**ENTRIES PROVIDED**
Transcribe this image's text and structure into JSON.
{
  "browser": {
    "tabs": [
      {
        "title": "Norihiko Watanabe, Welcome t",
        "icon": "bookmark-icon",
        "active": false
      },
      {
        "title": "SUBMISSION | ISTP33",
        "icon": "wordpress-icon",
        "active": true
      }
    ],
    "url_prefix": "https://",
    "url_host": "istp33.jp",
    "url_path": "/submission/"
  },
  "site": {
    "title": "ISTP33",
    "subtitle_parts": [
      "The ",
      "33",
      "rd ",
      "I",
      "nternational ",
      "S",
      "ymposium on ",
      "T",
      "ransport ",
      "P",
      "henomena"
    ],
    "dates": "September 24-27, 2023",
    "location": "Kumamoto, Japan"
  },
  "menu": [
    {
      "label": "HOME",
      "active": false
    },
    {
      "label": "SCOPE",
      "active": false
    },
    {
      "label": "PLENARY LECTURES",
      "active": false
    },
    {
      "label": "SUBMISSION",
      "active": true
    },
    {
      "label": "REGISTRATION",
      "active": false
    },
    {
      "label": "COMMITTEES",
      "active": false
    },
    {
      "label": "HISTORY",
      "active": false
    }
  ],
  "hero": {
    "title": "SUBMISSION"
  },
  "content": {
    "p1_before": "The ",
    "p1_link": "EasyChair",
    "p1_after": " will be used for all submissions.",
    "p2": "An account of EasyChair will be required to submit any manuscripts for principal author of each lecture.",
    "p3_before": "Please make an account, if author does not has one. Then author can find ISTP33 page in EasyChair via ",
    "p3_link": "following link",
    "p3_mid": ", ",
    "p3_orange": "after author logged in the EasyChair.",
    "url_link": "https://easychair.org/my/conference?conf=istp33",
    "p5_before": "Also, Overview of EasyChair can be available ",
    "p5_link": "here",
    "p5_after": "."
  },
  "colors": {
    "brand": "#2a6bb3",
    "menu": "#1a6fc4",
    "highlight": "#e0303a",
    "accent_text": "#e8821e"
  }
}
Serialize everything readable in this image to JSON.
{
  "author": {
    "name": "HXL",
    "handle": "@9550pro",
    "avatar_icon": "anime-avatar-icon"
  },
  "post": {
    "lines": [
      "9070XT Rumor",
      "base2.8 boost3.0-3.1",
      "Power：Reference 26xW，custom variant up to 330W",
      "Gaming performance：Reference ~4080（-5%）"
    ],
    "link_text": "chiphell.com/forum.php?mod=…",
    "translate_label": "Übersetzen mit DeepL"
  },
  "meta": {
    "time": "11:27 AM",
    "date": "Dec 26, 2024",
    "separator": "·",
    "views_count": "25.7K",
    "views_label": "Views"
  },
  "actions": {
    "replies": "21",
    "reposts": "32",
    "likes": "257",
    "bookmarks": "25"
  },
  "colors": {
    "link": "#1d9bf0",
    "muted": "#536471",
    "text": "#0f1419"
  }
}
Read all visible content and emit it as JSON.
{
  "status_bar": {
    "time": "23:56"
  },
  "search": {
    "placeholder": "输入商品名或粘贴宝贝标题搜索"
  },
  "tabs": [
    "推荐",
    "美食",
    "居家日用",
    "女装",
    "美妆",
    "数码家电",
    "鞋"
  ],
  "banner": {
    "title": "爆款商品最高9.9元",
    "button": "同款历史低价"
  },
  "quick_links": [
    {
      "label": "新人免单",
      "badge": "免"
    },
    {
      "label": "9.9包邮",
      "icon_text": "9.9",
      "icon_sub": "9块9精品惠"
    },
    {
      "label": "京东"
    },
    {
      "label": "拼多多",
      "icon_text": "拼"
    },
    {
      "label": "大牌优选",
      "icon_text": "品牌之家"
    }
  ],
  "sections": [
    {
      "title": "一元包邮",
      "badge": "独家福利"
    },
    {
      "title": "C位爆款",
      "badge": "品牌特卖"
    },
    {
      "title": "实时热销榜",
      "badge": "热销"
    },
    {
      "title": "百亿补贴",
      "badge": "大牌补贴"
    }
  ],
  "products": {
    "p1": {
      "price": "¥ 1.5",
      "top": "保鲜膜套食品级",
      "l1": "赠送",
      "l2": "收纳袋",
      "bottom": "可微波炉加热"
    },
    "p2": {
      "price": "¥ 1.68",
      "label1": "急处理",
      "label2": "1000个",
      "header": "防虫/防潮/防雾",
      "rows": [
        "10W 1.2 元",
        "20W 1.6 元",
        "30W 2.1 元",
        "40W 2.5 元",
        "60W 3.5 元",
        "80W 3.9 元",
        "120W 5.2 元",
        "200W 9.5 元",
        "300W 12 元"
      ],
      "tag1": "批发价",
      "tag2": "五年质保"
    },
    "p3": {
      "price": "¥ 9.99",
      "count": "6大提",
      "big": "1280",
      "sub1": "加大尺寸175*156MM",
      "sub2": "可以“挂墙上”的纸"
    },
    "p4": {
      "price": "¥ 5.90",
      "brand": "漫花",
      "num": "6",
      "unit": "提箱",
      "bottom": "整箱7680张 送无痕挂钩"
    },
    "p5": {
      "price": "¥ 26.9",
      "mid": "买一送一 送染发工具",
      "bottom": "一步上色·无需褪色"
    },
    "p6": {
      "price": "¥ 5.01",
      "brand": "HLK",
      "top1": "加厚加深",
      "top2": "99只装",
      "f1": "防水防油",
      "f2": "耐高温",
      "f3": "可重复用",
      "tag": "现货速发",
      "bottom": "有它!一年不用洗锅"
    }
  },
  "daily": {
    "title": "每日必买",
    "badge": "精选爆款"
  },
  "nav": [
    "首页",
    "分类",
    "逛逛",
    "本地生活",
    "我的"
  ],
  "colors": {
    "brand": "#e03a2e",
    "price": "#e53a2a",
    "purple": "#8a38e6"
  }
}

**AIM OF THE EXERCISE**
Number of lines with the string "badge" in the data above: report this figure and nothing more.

**TASK ANSWER**
6